Facism Scale (F-Scale)
Adorno et al administered the test to a sample of 2,000 Americans. Respondents were asked their strength of agreement or disagreement with statements so that researchers could determine their attitudes towards religious and ethnic minorities, their views on politics and economics, and their moral values.
About 1/10, equally balanced between male and female, were interviewed in more depth under the supervision of Adorno's co-author, Else Frenkel-Brunswik . This sub-sample consisted of one group which had expressed the most prejudiced and authoritarian views and one group which had expressed the least such views. The males were equally balanced between high and low scorers in authoritarianism but the females were divided between 25 high and 15 low. The groups, matched on age, political and religious affiliation, and national or regional background, were compared to see which other factors seemed to give rise to the Authoritarian Personality.
The study was severely criticised by Roger Brown (1965) who thought the structure of the test invited  acquiescence responses - ie: the respondents agree with one item because they've agreed with other items.
Robert Rosenthal (1966) pointed out that the interviewers knew both the hypothesis and the interviewees' test scores.

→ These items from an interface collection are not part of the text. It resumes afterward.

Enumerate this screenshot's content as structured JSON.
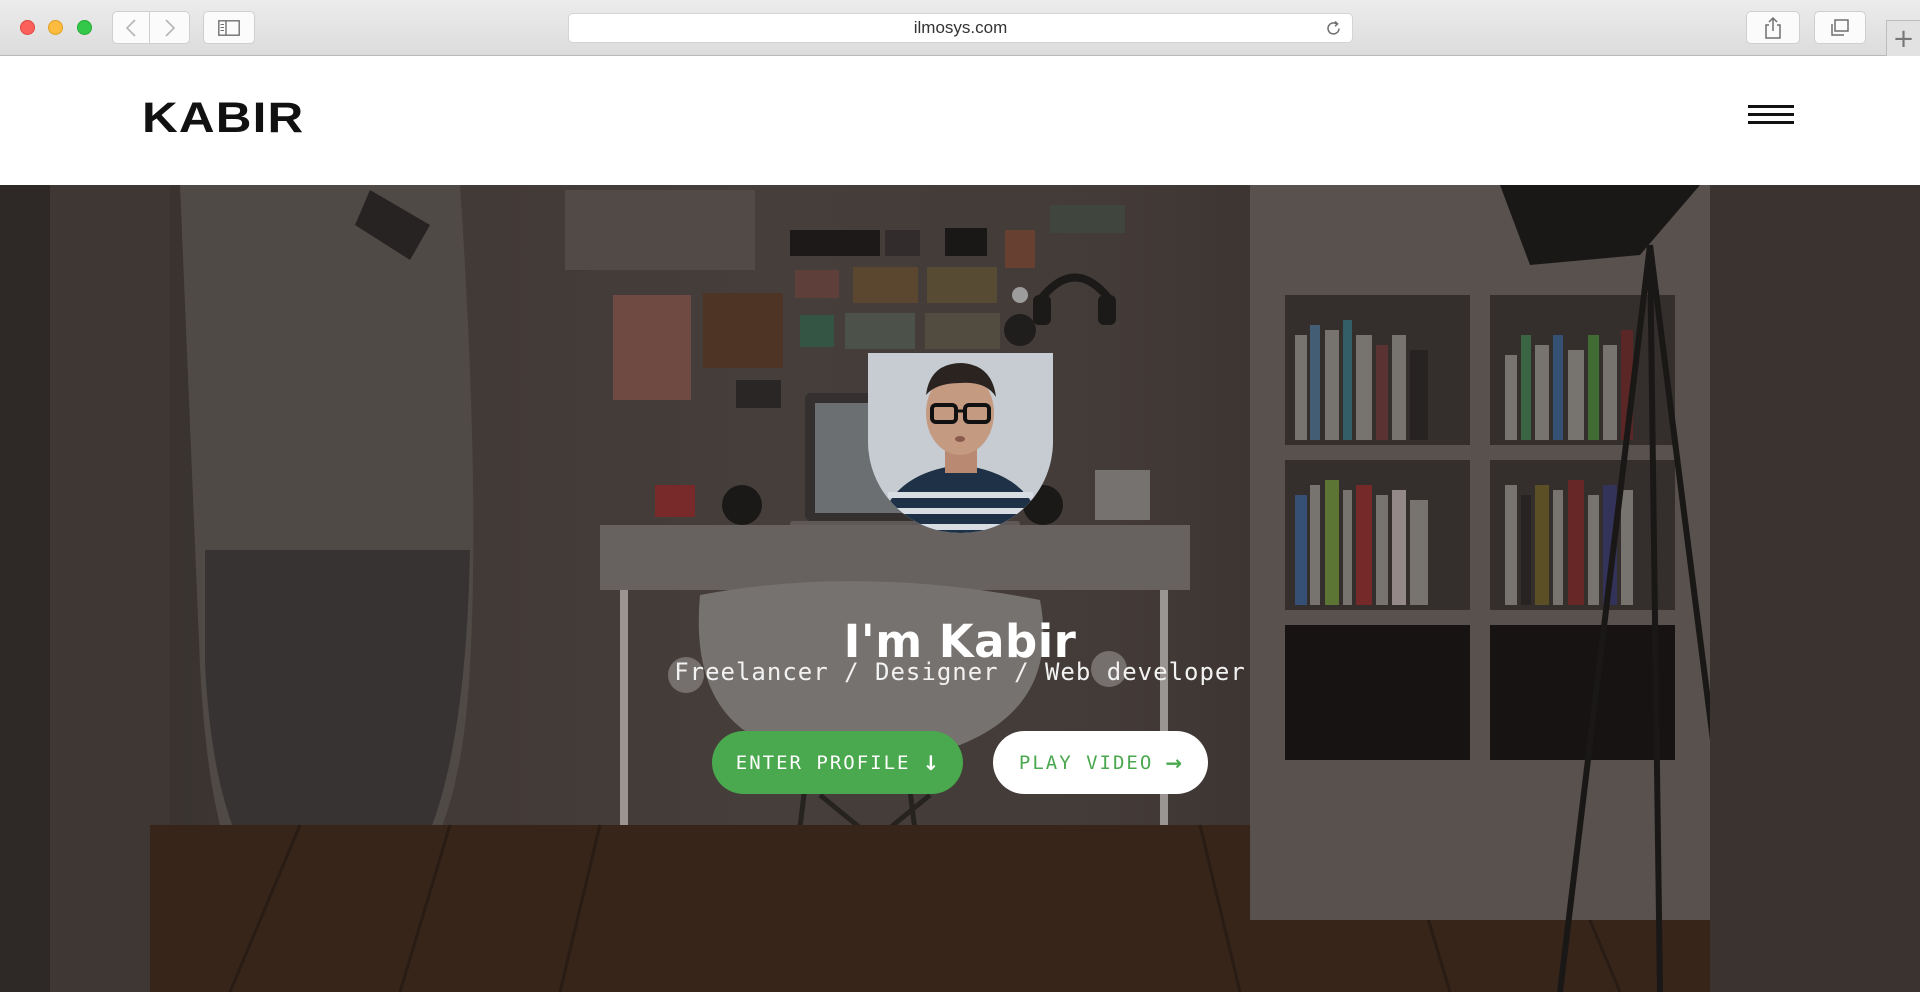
{
  "browser": {
    "url": "ilmosys.com"
  },
  "site": {
    "brand": "KABIR"
  },
  "hero": {
    "title": "I'm Kabir",
    "subtitle": "Freelancer / Designer / Web developer",
    "primary_button": {
      "label": "ENTER PROFILE",
      "icon": "arrow-down-icon"
    },
    "secondary_button": {
      "label": "PLAY VIDEO",
      "icon": "arrow-right-icon"
    }
  },
  "colors": {
    "accent": "#4aa84e",
    "header_bg": "#ffffff",
    "hero_overlay": "#3b3431"
  }
}
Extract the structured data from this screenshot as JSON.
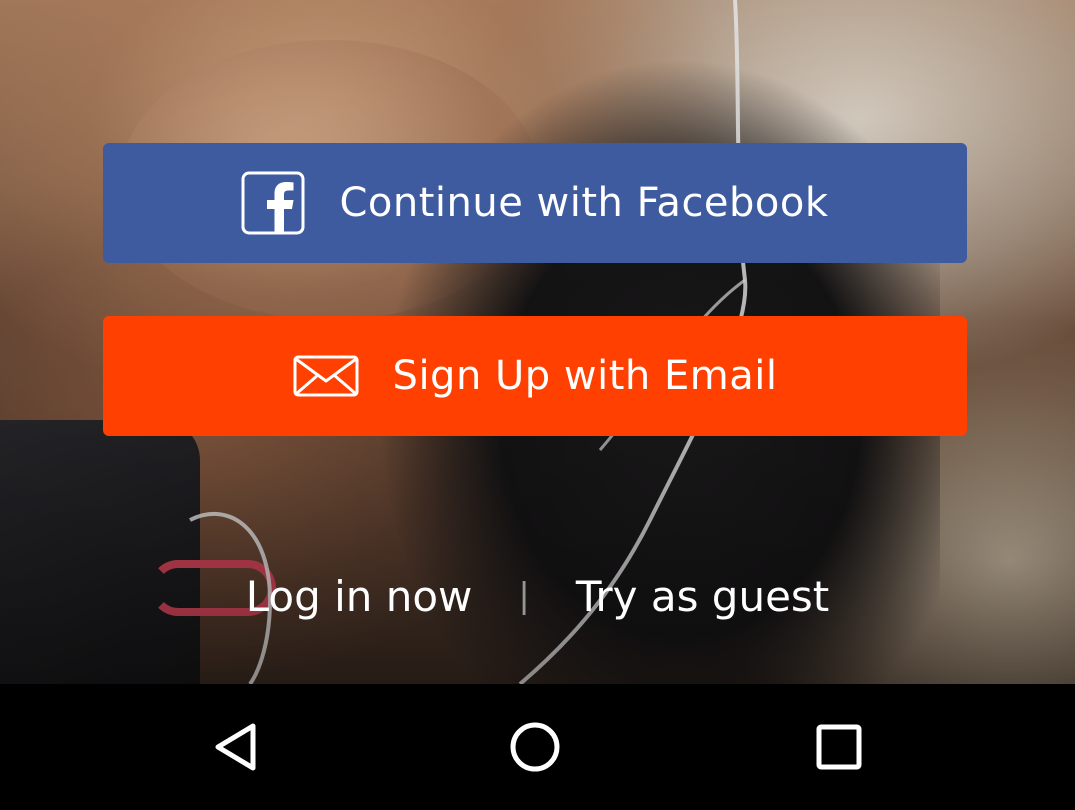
{
  "login": {
    "facebook_label": "Continue with Facebook",
    "email_label": "Sign Up with Email",
    "login_link": "Log in now",
    "separator": "|",
    "guest_link": "Try as guest"
  },
  "icons": {
    "facebook": "facebook-icon",
    "email": "envelope-icon",
    "back": "back-triangle-icon",
    "home": "home-circle-icon",
    "recent": "recent-apps-square-icon"
  },
  "colors": {
    "facebook_button": "#3e5b9f",
    "email_button": "#ff4000",
    "text": "#ffffff",
    "navbar": "#000000"
  }
}
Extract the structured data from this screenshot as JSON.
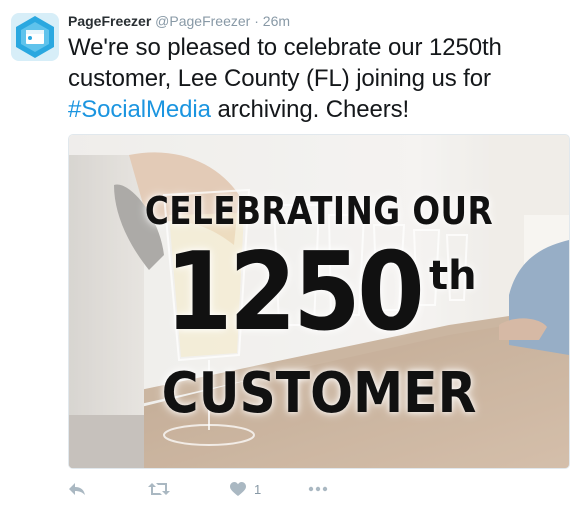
{
  "user": {
    "name": "PageFreezer",
    "handle": "@PageFreezer",
    "separator": "·",
    "time": "26m"
  },
  "tweet": {
    "text_part1": "We're so pleased to celebrate our 1250th customer, Lee County (FL) joining us for ",
    "hashtag": "#SocialMedia",
    "text_part2": " archiving. Cheers!"
  },
  "image": {
    "line1": "CELEBRATING OUR",
    "number": "1250",
    "suffix": "th",
    "line3": "CUSTOMER"
  },
  "actions": {
    "reply_icon": "reply-icon",
    "retweet_icon": "retweet-icon",
    "like_icon": "heart-icon",
    "like_count": "1",
    "more_icon": "more-icon"
  },
  "colors": {
    "link": "#1b95e0",
    "muted": "#8899a6",
    "text": "#14171a",
    "avatar_bg": "#2aa8e0"
  }
}
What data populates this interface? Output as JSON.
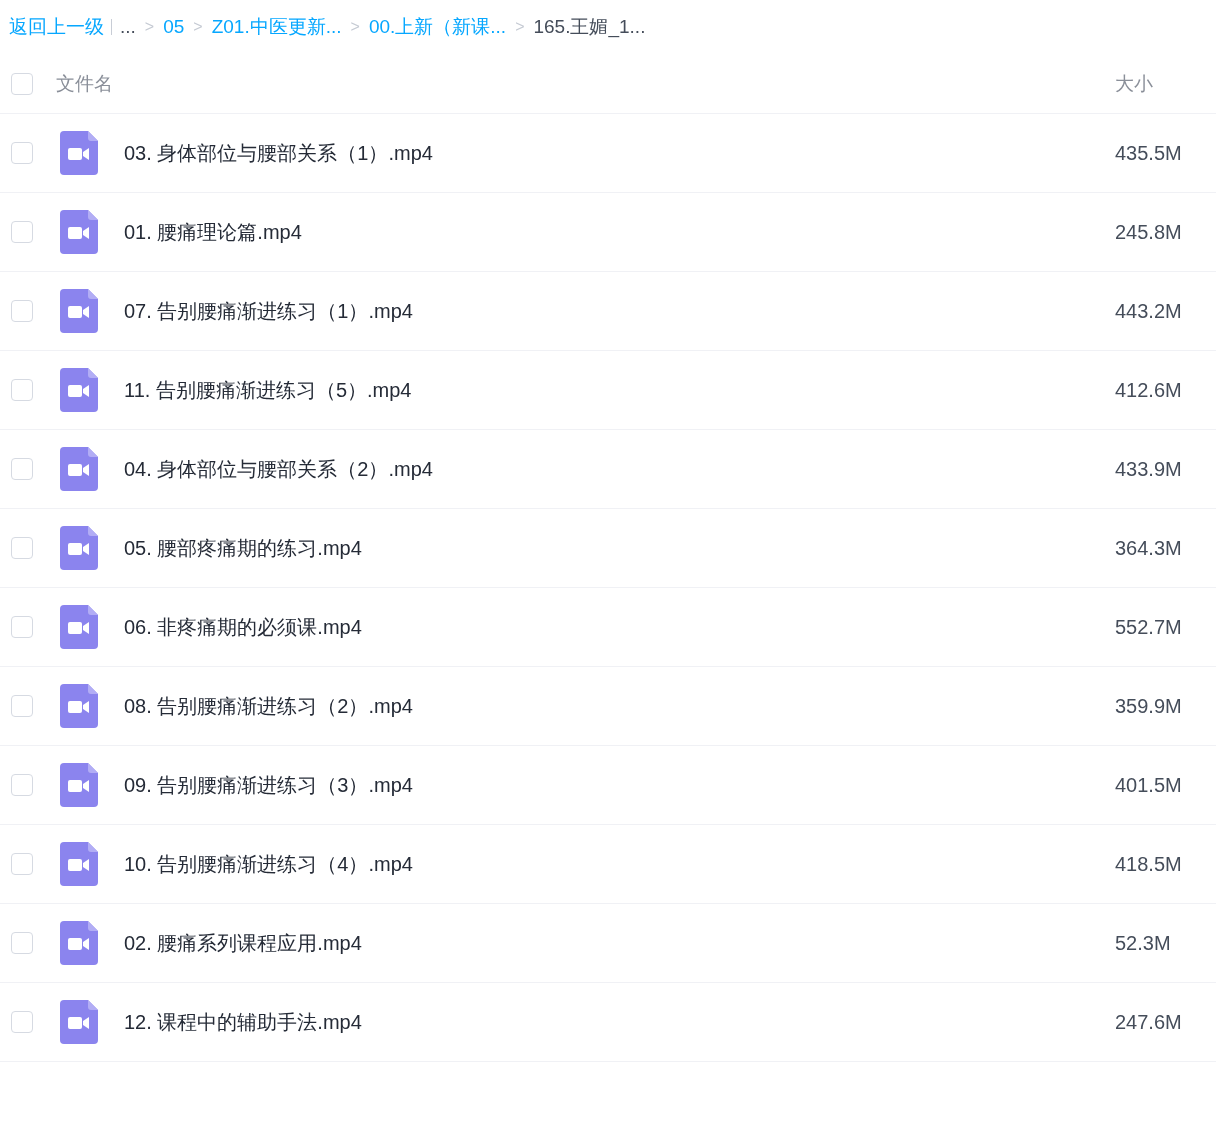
{
  "breadcrumb": {
    "back": "返回上一级",
    "separator": ">",
    "items": [
      {
        "label": "...",
        "kind": "text"
      },
      {
        "label": "05",
        "kind": "link"
      },
      {
        "label": "Z01.中医更新...",
        "kind": "link"
      },
      {
        "label": "00.上新（新课...",
        "kind": "link"
      },
      {
        "label": "165.王媚_1...",
        "kind": "text"
      }
    ]
  },
  "table": {
    "select_all": {
      "checked": false
    },
    "columns": [
      "文件名",
      "大小"
    ],
    "rows": [
      {
        "name": "03. 身体部位与腰部关系（1）.mp4",
        "size": "435.5M",
        "checked": false
      },
      {
        "name": "01. 腰痛理论篇.mp4",
        "size": "245.8M",
        "checked": false
      },
      {
        "name": "07. 告别腰痛渐进练习（1）.mp4",
        "size": "443.2M",
        "checked": false
      },
      {
        "name": "11. 告别腰痛渐进练习（5）.mp4",
        "size": "412.6M",
        "checked": false
      },
      {
        "name": "04. 身体部位与腰部关系（2）.mp4",
        "size": "433.9M",
        "checked": false
      },
      {
        "name": "05. 腰部疼痛期的练习.mp4",
        "size": "364.3M",
        "checked": false
      },
      {
        "name": "06. 非疼痛期的必须课.mp4",
        "size": "552.7M",
        "checked": false
      },
      {
        "name": "08. 告别腰痛渐进练习（2）.mp4",
        "size": "359.9M",
        "checked": false
      },
      {
        "name": "09. 告别腰痛渐进练习（3）.mp4",
        "size": "401.5M",
        "checked": false
      },
      {
        "name": "10. 告别腰痛渐进练习（4）.mp4",
        "size": "418.5M",
        "checked": false
      },
      {
        "name": "02. 腰痛系列课程应用.mp4",
        "size": "52.3M",
        "checked": false
      },
      {
        "name": "12. 课程中的辅助手法.mp4",
        "size": "247.6M",
        "checked": false
      }
    ]
  }
}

Therefore, there was more than a possibility of researcher bias influencing the process and, therefore, the results.
personality type submissive to authority figures
prone to unquestioning obedience
And hostile to those who don't obey.
treats those beneath with contempt
Adorno et al identified disguised sadism as an element in the Authoritarian Personality.
stereotypic thinking
intolerant of ambiguity Click branch for 'hidden notes'
Adorno et al postulated that the authoritarian personality projects their own unacceptable sexual and aggressive impulses onto minority groups and, thus, finds them threatening.
rigid beliefs in conventional values
childhood maltreatment by father leads to Repression and Displacement Click branch for 'hidden notes'
Frenkel-Brunswik (1942) found that authoritarian-type personalities were likely to have been strictly treated as a child and punished for disobedience.
Adorno et al's theory was that the maltreated child would repress the hostility towards his father. Consequently the child seems to idolise his parents and in later life acts in a submissive way towards authority figures.
However, there is still much hostility towards the parents lying below the surface which is displaced onto non-threatening minority groups as prejudice & discrimination.
The idea that the Authoritarian Personality developed from children's upbringing has been criticised as an explanation of Germany's embrace of the Nazis. Extreme anti-Semitism developed during the Nazi era (1932-45), a relatively short period and one deemed far too short for a large-scale change in German parenting styles.
It should be noted here that Adorno had a background in Psychoanalitic Theory which may have influenced him placing undue emphasis on unresolved childhood conflicts with parents having an unconscious influence on behaviour.